Ansel Bourne was fleeing from "trouble back there" and "wanted rest," Miss Beauchamp was overcome by "some nervous excitement," Alma Z. was a victim of "overwork," Mary Reynolds had been weakened "by a severe attack."
In every case the subject, instead of evolving into a more complex, more intelligent, more developed personality, regressed to a more primitive one. The change implied an easier mode of living, fewer duties and responsibilities.
In the case of Alma Z., "The Boy" was obviously trying to save the normal personality from wifely duties. A. Brown, fruit dealer, avoided much of the mental exertion Rev. Bourne had to undergo. Sallie did not have to live up to the intellectual standard Miss Beauchamp had set for herself. Mary Reynolds and Hanna, becoming infants, let the world minister to all their needs.
Every change of personality either. took place at night or after a period of sleep, the second personality appearing preferably at night, the normal personality re-appearing preferably in the day time. The second personality assumes the aspect of a protracted dream, and the fact that it appeared at night in so many cases, lends credibility to that view.
The second personality appears in every case as a morbid wish-fulfilment, as a negative striving along a fictitious life-line, along the line of least resistance. Every one of the subjects observed was probably a person harassed and worn out by either monotonous tasks or an exaggerated sense of duty.

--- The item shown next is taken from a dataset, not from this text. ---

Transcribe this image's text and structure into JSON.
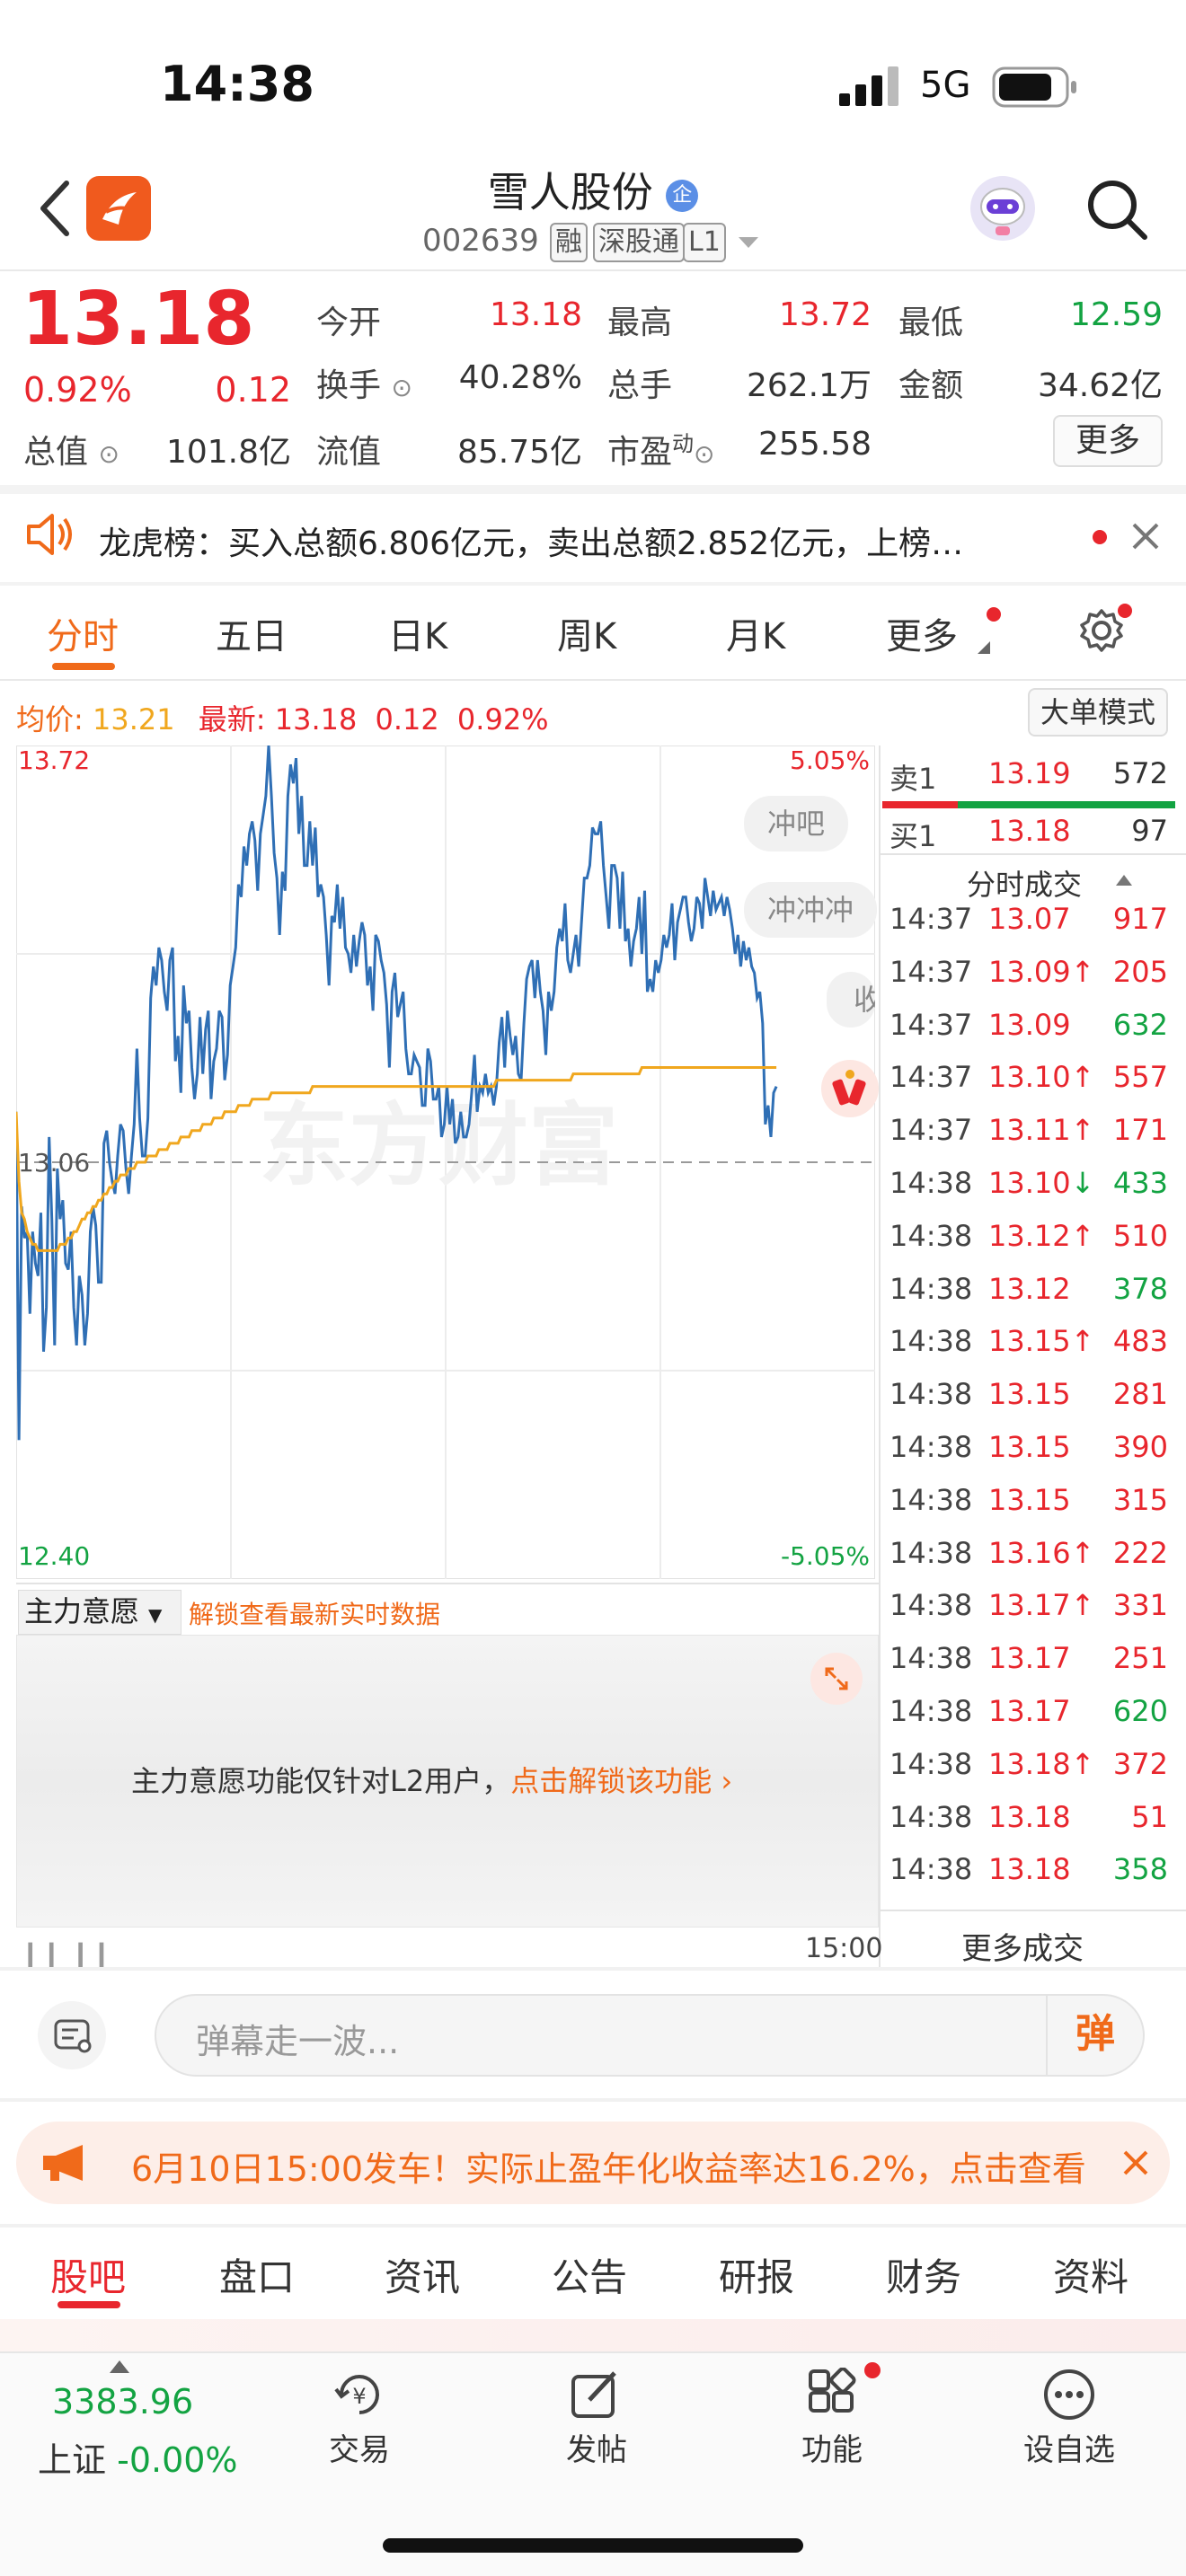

The playful or infantile personalities into which they merged temporarily, took abnormally the vacation they themselves should have taken normally.
They all had repressed, if not overrepressed, the old Adam, and the old Adam avenged himself by bursting forth and assuming the upper hand. How many cases of so-called "insanity" are simply due to the persistency of a second personality which happens to be too violent or absurd to be tolerable in its environment. A patient now confined at Ward's Island became insane after being hit on the head by a small tin can which did not even abrase the skin. A journeyman before the accident, he 'has become a famous opera singer and holds frequent conversations with God. He, too, has entered an easier life, doing no manual labour, enjoying a prestige he could never aspire to in his former occupation and unburdened of the care of his family; the fulfilment of a dream which may have originated in the unconscious moments following the accident; another case in which the accident seems to have been a "pretext" seized by the unconscious rather than a positive cause.
The more things we lack in our waking states, the more things we shall expect and receive from our dreams, but many of our dream accomplishments are archaic, regressive, infantile. Not infrequently when our conscious self deprives itself of gratifications which human nature craves, our unconscious self overpowers it and proceeds to lead even in our waking states a more human, more comfortable, sort of life. Like all the results of violent upheavals, however, that life is likely to be unbalanced and unadapted to our environment. The ascetic saints who, in their scorn of the flesh, fled into the desert, were a prey to horrible hallucinations in which they beheld all the obscenities which consciously they had been avoiding but for which they unconsciously had been craving.
Our archaic, unconscious self is a lusty caveman whose cravings modern civilization can no longer satisfy. He must, however, be appeased now and then by being given a sop of some sort. Starving him can only bring about his revolt; his attempts to free himself may mean sick headaches, hysteria, obsessions, phobias, "insanity" or the appearance of a new man in the body of the old, the domination of a second personality for a more or less extended period of time.